-- Activity --
This exercise asks for a copy of each line in the records below with the word "label" in it.

++++ Data listing ++++

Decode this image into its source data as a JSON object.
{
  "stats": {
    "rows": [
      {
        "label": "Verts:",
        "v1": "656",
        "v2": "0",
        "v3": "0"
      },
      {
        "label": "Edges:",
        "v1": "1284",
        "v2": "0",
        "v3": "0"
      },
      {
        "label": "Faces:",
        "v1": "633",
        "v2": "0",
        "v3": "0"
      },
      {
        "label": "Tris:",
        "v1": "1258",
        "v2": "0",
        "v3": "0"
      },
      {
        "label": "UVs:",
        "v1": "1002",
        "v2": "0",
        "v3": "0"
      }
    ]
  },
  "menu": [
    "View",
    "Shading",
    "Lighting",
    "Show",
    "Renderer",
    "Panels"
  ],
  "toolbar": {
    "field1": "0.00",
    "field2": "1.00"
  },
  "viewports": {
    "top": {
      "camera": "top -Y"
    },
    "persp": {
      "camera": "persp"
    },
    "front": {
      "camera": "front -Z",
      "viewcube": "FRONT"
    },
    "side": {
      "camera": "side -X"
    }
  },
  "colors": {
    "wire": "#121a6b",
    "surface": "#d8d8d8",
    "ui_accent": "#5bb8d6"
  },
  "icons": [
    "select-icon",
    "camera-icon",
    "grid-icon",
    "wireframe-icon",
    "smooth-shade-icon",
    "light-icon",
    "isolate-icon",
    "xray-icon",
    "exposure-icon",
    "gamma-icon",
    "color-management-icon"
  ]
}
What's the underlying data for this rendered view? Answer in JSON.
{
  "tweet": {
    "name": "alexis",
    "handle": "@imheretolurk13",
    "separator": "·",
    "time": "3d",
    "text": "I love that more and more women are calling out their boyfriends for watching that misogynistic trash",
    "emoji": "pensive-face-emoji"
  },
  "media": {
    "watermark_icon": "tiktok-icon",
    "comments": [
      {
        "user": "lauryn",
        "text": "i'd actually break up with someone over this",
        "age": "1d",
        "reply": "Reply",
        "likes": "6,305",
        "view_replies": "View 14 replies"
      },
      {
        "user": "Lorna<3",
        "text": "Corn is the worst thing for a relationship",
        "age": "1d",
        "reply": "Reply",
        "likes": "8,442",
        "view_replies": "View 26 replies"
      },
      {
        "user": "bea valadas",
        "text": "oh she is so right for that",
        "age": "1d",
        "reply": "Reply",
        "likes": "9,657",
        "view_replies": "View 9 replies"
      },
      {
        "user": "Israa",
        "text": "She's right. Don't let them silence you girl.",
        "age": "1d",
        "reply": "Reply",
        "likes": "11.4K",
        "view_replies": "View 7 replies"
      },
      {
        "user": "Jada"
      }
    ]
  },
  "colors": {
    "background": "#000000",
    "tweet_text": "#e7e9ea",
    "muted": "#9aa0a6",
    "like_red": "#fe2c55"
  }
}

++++

-- Response to the exercise --
        "label": "Verts:",
        "label": "Edges:",
        "label": "Faces:",
        "label": "Tris:",
        "label": "UVs:",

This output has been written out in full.